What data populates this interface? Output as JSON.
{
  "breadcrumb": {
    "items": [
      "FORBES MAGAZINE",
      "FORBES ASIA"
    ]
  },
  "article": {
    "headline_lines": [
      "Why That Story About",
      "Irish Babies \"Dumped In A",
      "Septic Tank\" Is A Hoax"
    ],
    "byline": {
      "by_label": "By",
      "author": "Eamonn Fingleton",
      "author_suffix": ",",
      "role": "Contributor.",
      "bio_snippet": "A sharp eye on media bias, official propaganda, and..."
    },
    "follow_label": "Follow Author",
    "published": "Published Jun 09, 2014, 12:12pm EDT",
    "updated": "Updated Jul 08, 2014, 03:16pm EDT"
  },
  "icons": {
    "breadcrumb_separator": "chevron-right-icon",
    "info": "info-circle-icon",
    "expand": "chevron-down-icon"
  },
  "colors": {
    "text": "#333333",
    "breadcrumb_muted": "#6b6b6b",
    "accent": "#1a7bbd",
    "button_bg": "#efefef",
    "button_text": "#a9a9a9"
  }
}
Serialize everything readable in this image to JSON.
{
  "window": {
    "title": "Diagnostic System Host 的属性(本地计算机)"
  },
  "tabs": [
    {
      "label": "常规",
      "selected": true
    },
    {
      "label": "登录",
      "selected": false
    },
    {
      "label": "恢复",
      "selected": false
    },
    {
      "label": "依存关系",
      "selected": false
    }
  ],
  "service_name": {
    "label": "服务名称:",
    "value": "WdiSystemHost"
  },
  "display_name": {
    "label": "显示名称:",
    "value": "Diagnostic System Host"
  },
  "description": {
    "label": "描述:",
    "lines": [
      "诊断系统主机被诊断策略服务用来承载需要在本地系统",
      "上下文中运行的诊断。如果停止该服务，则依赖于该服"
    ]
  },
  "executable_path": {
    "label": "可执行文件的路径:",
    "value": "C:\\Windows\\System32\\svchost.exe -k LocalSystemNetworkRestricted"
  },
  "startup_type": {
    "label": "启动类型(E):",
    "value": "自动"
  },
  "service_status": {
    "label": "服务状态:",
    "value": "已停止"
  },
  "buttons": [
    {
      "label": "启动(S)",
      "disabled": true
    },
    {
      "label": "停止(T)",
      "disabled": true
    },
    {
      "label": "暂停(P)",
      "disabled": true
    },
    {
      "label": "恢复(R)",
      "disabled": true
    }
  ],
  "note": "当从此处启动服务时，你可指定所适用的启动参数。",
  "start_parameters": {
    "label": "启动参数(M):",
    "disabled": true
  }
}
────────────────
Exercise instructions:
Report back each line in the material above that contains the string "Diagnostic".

The completed task:
    "title": "Diagnostic System Host 的属性(本地计算机)"
    "value": "Diagnostic System Host"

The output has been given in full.